You can also get information on the National Recovery and Resilience Plan (pdf) which sets out how Ireland plans to utilise an initial allocation of €915 million in grants from the EU’s Recovery and Resilience Facility – which supports economic and social recovery, and addresses green and digital issues.

The Plan sets out 3 priorities:

Priority 1: Advancing the Green Transition (€503 million)
Priority 2: Accelerating and Expanding Digital Reforms and Transformation (€295 million)
Priority 3: Social and Economic Recovery and Job Creation (€181 million)

The National Recovery and Resilience Plan will work alongside and reinforce the Economic Recovery Plan (pdf). The draft National Recovery and Resilience Plan will be formally assessed by the European Commission, expected to take two months, before being submitted to the Council of the European Union for approval.


Know your rights: Carer’s Support Grant

I care for my mother full time and I get Carer’s Allowance. Last year, I automatically got the Carer’s Support Grant in June – will I get it again this year?

The Carer’s Support Grant is an annual payment made to full-time carers. It is paid by the Department of Social Protection (DSP) usually on the first Thursday of June each year. The grant is €1,850 (an increase of €150 from last year).

People getting Carer’s Allowance, Carer’s Benefit or Domiciliary Care Allowance are paid the grant automatically.  If you are getting one of these payments on the first Thursday in June, you automatically get the grant so you do not need to apply.

Full-time carers who are not getting one of these payments need to apply to the DSP. You must be:

  • Ordinarily resident in the State and caring on a full-time basis for at least six months (including the first Thursday in June)
  • Living with the person being cared for (or, if not, be contactable quickly by a direct system of communication, for example, telephone or alarm).

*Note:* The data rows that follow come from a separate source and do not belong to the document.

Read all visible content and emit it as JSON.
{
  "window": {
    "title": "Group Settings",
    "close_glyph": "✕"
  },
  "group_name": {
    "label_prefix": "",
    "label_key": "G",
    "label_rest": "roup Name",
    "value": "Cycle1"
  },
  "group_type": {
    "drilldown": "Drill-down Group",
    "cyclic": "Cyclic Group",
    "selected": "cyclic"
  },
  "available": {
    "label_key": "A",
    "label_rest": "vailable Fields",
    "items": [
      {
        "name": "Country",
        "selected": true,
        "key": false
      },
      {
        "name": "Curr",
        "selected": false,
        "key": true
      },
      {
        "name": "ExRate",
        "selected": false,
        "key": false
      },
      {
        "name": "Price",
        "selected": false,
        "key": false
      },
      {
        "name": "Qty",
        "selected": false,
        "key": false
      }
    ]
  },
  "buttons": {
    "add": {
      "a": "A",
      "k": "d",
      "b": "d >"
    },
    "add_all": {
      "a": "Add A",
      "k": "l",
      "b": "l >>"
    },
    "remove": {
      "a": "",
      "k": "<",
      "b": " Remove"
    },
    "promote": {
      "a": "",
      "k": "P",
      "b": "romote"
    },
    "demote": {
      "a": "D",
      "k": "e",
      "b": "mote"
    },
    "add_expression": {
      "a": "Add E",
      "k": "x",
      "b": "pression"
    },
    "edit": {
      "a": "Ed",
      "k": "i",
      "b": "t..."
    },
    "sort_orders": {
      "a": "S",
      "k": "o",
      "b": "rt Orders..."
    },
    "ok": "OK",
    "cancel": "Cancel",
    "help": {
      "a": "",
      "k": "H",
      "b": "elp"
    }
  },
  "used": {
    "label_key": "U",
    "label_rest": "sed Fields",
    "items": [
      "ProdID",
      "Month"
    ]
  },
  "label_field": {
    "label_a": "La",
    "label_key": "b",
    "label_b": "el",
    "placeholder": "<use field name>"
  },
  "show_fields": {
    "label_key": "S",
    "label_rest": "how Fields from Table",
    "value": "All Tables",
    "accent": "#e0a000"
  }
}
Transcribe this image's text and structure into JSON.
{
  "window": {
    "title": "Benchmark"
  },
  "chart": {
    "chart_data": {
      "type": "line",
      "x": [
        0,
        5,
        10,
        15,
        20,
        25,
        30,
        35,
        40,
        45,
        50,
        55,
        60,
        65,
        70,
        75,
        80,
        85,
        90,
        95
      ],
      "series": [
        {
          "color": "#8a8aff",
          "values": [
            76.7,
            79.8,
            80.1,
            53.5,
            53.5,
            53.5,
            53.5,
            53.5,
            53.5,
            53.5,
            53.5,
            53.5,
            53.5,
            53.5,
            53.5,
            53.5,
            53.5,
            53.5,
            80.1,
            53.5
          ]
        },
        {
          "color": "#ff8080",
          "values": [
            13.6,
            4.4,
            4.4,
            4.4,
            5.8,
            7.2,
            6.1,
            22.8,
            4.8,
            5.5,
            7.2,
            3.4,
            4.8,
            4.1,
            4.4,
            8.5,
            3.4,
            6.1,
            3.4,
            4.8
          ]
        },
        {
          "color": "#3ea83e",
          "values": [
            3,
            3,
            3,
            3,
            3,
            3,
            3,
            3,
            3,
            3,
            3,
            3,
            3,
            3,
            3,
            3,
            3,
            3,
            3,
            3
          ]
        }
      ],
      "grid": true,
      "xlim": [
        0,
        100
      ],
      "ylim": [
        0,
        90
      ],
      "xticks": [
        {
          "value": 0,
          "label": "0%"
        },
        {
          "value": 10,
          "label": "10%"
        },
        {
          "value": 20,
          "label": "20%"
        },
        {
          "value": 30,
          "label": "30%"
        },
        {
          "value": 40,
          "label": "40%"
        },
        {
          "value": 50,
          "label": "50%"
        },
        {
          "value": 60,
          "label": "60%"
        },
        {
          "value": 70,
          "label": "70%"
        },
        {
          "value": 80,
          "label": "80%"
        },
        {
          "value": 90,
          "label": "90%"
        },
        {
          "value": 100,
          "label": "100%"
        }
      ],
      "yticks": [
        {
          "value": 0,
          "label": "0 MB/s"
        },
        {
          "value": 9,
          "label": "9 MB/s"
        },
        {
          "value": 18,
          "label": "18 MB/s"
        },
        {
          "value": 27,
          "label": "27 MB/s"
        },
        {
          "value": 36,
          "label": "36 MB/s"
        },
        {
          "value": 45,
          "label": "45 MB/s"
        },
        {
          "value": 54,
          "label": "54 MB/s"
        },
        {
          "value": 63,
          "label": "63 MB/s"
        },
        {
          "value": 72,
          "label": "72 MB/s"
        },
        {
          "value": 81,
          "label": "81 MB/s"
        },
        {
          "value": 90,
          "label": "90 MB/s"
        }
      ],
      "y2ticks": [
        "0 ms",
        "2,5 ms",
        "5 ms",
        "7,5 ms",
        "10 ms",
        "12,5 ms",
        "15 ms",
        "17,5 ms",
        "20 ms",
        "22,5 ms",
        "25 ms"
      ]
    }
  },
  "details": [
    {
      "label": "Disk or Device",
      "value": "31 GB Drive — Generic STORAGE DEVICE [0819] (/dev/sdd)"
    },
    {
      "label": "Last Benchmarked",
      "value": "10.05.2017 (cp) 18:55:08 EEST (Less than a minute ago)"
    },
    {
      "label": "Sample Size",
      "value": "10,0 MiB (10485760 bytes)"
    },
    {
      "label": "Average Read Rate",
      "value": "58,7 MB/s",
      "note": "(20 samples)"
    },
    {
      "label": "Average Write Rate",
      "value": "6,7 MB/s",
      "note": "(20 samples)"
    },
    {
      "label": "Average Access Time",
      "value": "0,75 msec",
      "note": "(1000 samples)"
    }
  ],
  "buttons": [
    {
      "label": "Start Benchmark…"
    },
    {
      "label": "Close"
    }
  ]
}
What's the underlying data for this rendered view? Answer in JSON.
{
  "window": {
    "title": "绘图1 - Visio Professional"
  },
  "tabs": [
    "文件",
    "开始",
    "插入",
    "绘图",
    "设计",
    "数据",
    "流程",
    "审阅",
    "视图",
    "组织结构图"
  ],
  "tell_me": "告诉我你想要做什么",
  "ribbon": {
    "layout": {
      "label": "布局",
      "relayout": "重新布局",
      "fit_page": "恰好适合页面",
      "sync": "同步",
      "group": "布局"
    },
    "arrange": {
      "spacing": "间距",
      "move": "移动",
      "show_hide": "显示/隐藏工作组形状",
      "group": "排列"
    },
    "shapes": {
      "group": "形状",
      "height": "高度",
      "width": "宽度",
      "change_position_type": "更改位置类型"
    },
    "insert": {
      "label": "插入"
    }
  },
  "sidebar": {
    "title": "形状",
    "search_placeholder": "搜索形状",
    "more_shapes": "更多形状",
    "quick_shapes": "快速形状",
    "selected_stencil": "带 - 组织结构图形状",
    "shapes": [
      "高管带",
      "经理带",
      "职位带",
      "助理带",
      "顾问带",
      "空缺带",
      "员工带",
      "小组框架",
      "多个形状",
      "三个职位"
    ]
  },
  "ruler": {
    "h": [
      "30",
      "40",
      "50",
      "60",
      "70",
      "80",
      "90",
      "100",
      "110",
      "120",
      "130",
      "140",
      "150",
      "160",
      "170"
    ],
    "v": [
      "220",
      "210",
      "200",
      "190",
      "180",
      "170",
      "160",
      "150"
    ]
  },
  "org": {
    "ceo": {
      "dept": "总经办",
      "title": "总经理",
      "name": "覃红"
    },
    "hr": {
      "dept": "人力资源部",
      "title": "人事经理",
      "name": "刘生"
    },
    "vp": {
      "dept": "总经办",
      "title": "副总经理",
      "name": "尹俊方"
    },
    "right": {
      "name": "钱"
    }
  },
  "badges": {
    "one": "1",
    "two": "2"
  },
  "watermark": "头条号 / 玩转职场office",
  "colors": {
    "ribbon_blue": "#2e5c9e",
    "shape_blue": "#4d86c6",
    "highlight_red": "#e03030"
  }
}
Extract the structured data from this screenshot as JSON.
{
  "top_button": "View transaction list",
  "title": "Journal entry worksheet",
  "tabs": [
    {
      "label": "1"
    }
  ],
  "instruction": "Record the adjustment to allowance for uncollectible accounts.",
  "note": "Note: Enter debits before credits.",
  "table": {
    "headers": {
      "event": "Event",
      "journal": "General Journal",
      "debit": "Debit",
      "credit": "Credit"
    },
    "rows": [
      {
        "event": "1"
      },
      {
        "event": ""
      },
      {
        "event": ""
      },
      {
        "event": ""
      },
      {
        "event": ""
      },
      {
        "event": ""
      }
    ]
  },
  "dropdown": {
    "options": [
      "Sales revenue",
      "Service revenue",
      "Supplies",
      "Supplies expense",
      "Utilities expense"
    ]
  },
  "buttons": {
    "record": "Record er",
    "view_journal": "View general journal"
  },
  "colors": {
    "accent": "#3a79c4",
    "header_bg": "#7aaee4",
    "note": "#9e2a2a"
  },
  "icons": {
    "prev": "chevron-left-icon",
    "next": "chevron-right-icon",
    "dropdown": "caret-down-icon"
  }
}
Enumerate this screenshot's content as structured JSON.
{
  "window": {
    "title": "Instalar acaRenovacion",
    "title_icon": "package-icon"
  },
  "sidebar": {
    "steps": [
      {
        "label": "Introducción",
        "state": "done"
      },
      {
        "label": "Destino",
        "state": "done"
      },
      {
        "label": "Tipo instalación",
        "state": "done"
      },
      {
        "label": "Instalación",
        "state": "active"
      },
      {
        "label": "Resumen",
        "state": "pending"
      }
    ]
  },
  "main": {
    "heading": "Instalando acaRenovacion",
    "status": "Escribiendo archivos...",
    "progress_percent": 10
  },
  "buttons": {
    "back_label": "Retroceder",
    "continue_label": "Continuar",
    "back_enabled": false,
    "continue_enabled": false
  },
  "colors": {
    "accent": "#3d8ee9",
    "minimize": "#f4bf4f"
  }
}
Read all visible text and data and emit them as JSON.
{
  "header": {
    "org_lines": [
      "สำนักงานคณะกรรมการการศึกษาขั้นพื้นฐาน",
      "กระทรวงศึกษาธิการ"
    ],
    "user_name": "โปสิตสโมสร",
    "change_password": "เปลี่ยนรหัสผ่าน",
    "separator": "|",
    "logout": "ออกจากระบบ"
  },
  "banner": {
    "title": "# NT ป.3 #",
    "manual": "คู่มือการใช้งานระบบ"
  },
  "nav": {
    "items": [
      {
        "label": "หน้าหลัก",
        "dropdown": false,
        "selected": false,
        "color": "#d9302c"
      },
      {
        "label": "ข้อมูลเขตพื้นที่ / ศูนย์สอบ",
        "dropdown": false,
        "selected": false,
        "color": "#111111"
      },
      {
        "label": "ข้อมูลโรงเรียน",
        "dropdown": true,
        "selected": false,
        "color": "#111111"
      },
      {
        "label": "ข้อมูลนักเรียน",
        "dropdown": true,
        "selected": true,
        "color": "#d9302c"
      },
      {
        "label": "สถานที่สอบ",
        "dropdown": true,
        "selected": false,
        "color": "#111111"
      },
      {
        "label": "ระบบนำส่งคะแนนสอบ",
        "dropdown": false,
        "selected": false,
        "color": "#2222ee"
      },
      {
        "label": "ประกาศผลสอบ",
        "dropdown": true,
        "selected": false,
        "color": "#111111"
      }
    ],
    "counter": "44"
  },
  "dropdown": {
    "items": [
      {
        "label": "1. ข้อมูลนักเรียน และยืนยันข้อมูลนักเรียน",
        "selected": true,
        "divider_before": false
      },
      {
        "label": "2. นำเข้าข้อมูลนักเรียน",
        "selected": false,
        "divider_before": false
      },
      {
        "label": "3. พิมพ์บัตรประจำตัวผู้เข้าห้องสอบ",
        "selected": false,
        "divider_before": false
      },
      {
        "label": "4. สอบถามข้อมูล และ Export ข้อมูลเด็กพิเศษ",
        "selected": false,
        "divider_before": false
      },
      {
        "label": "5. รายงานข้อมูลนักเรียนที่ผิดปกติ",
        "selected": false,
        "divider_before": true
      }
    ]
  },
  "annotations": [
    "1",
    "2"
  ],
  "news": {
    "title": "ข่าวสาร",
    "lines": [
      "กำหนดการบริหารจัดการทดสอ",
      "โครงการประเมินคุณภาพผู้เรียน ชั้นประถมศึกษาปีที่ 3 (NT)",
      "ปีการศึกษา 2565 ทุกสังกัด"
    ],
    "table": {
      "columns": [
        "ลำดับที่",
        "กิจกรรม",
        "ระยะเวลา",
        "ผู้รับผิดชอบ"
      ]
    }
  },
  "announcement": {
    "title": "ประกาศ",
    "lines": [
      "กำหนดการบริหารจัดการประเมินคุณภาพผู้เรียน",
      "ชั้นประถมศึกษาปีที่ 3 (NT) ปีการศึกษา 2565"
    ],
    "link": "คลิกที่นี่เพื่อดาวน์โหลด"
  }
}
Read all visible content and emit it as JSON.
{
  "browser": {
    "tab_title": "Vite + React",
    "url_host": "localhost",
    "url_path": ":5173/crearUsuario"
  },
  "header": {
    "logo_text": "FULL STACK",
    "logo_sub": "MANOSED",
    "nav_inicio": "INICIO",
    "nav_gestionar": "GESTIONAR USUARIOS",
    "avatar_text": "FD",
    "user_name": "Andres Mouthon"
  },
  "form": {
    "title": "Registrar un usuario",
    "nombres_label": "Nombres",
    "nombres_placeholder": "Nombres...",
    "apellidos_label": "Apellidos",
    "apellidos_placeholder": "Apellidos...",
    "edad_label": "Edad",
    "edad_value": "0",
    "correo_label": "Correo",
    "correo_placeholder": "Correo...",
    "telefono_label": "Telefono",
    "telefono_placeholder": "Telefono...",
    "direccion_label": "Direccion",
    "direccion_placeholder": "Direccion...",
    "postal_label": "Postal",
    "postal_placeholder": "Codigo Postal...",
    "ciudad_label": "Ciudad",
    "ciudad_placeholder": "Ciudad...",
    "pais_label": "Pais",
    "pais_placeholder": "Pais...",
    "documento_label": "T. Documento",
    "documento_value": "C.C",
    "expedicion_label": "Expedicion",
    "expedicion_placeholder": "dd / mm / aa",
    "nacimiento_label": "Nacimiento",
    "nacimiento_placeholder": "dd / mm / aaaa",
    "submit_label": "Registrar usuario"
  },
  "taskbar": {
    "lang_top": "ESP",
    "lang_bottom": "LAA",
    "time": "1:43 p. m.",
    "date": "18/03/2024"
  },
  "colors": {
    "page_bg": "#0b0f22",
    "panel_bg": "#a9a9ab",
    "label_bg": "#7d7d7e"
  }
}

You won’t qualify if you are working, studying or training for more than 18.5 hours a week, getting a jobseeker’s payment or signing on for credits.

To apply, you need to fill out one application form (form CSG1) (pdf) for each person being cared for (a grant may be paid for each of them). You can get the form on gov.ie. For any given year, you can apply for the grant from April of that year until 31 December of the following year. So for 2021, you can apply up until December 2022.

You can read more about the Carer’s Support Grant on citizensinformation.ie


You can also get information and advice from:

  • The Citizens Information Phone Service: Call 0761 07 4000, Monday to Friday, 9am – 8pm
  • Our national call back service: Visit citizensinformation.ie/callback to request a phone call from an information officer

You can continue to contact your local centre by email or phone using the details in the Find a Centre page on citizensinformation.ie.